The greatest calamity in the history of science was the failure of Archimedes to invent positional notation. – Carl Friedrich Gauss
Although it has increased in the past 20 years, the number of mathematicians in the United States who devote large amounts of time to thinking about mathematics education below the college level is rather small. As a consequence, there is no standard set of activities that define the occupation. Teacher preparation and professional development are obvious areas for work, but at my university, we don’t have an education school, and no courses specifically for training teachers. So, I have had to figure out for myself what I might do to improve mathematics education (besides serving on committees and attending workshops, of course!).
What I have mainly done is, try to think about the mathematics of elementary school: what it involves, and what is needed to develop it robustly – the kinds of ideas that might go into writing a set of standards for mathematics education. I have found this to be a serious intellectual challenge. It is this challenge that has kept me thinking about mathematics education. After reading the book Knowing and Teaching Elementary Mathematics by Liping Ma, and serving on the committee that produced Adding It Up, I had the sense that place value was a topic that needed more attention in US math instruction. As part of a series of workshops at the Park City Mathematics Institute, whose goal was to have mathematicians attend to and discuss aspects of the elementary curriculum, I undertook to write an essay about place value. Accordingly, I sacrificed a substantial part of a visit to the wonderful Newton Institute in Cambridge, England, to produce Taking Place Value Seriously (joint with Susanna Epp; available online at http://www.maa.org/pmet/resources/PVHoweEpp-Nov2008.pdf). (Not to complain too much – I also wrote a research paper.)
One of biggest surprises of that project was the realization that there was no standard short name for the basic building blocks of the decimal system, the numbers like 2 and 70 and 300 and 4,000, that have only one non-zero digit. Such a number can be described as a “digit times a power of 10”, but this is rather cumbersome; also, it assumes the concept of “power of a number”, while one would like to draw student attention to these numbers before that concept is available. So I gave them a name. In the first draft of the essay, I called them “very round number”s. However, some of my Park City colleagues found this insufficiently dignified, so the term that survived to the essay is “single place number”. After writing the essay, I took every opportunity I had to advocate more attention to place value in US math education. (I found that Singapore does a much better job with place value, which reassured me that I was not crazy to emphasize it.) But I gradually realized that I was not communicating what I wanted to, and that the reason was connected to the lack of a name for a “digit times a power of 10″. Place value in the US is treated as a vocabulary issue: ones place, tens place, hundreds place. It is described procedurally rather than conceptually. Place value is treated as the rule that tells you how to read a number, not as the idea of expressing any number as a sum numbers of a very special form:”digit times a power of 10”.

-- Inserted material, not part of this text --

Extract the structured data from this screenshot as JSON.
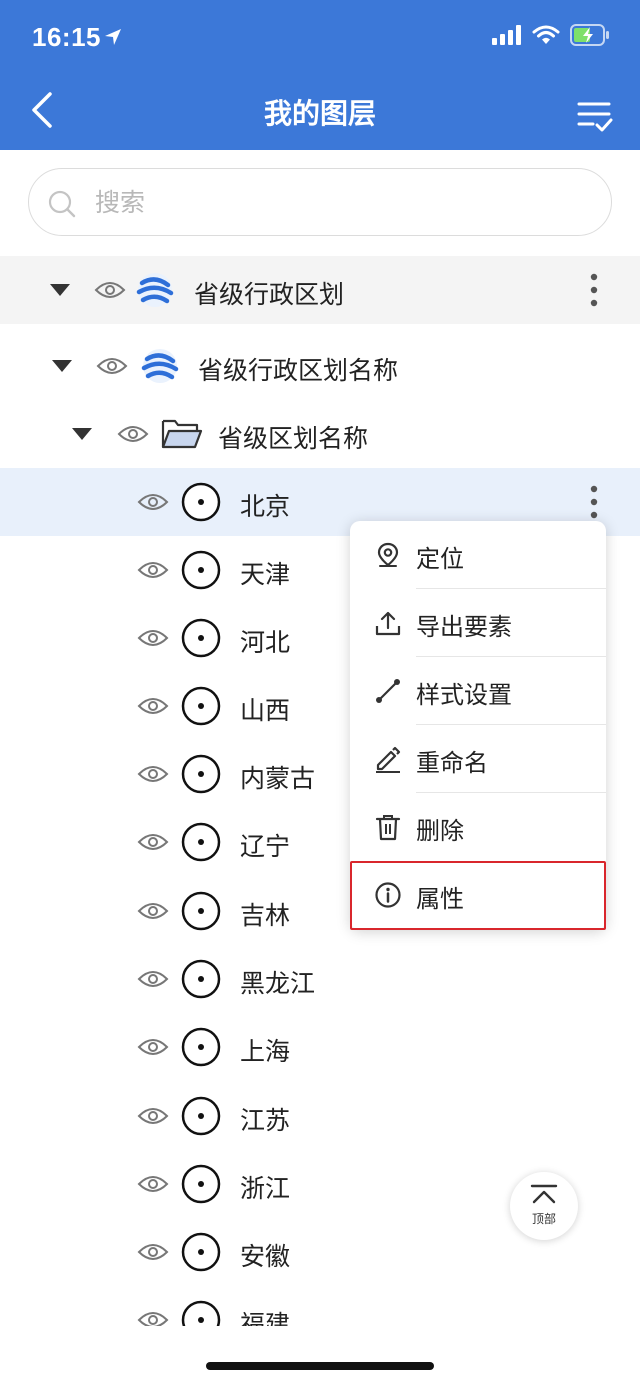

It is this idea that gives place value notation its amazing power. Not only can we write very large numbers efficiently, we can compute with them by simple algorithms, based on two fundamental principles: 1) know how compute the sum or product of two “digit times a power of 10″s (in addition, only worry about the case when the powers of ten are the same); and 2) combine the results of 1) using the Rules of Arithmetic.

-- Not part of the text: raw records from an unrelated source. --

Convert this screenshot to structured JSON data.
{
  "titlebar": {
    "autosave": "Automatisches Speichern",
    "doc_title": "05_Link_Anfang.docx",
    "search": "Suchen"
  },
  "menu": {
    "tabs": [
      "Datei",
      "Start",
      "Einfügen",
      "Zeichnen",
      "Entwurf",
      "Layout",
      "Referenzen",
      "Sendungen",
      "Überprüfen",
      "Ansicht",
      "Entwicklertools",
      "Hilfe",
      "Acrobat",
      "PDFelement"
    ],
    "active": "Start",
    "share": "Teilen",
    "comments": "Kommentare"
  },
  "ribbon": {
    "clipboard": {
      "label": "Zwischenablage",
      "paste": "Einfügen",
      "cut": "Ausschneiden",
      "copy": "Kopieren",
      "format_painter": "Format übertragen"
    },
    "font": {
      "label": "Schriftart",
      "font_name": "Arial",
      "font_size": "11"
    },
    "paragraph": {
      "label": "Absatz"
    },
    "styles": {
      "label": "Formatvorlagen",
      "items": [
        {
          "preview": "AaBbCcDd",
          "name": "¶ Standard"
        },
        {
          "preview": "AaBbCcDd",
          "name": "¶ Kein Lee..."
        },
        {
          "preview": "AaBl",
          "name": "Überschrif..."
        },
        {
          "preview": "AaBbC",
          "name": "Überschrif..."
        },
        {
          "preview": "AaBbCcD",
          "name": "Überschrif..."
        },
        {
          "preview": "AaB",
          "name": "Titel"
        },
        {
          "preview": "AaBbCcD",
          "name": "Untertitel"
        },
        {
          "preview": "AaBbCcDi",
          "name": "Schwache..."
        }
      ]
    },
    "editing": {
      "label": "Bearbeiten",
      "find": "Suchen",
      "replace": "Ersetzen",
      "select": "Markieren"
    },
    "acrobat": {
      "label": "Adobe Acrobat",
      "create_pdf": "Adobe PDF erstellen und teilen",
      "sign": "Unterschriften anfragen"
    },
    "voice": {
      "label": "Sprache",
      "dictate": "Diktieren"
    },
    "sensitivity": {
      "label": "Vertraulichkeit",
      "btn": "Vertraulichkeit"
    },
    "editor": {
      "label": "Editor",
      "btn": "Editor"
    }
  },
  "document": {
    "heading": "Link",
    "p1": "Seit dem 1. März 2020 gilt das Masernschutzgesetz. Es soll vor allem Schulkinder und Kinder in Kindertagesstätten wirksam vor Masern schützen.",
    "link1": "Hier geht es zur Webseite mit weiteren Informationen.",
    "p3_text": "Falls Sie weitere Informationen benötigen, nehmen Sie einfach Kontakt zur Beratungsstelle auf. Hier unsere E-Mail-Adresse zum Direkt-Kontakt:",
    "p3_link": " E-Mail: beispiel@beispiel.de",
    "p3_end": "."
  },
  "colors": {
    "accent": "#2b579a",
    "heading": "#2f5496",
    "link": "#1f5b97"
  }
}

Because of the particular nature of the special numbers (they are “digit times a power of 10″s!), step 1) largely boils down to knowing how to compute with digits: the addition facts and the multiplication facts. This small amount of memorization gives one the potential to do an infinite number of computations.

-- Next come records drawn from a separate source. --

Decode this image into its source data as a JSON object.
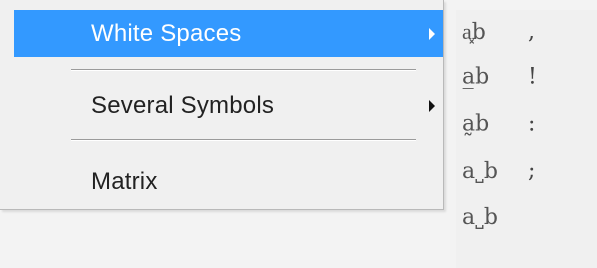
{
  "menu": {
    "items": [
      {
        "label": "White Spaces",
        "has_submenu": true,
        "highlighted": true
      },
      {
        "label": "Several Symbols",
        "has_submenu": true,
        "highlighted": false
      },
      {
        "label": "Matrix",
        "has_submenu": false,
        "highlighted": false
      }
    ]
  },
  "submenu": {
    "rows": [
      {
        "symbol": "a͓b",
        "punctuation": ","
      },
      {
        "symbol": "a̲b",
        "punctuation": "!"
      },
      {
        "symbol": "a̰b",
        "punctuation": ":"
      },
      {
        "symbol": "a˽b",
        "punctuation": ";"
      },
      {
        "symbol": "a˽b",
        "punctuation": ""
      }
    ]
  },
  "colors": {
    "highlight": "#3399ff",
    "menu_bg": "#f0f0f0",
    "text": "#222222"
  },
  "icons": {
    "submenu_arrow": "chevron-right-icon"
  }
}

But talking about place value procedurally prevents us from saying this. It takes the focus away from the nature of the special numbers and what we are doing with them, and turns it to the question of how to read numbers. This is of course very important, but it is only the very beginning, the first step in understanding the marvelous conceptual leap that place value embodies.
So my plea to the mathematics education community is: let’s talk conceptually about place value, and help teachers think conceptually about place value. And as an enabling first step, let’s find a short catchy standard name for “digit times a power of 10”!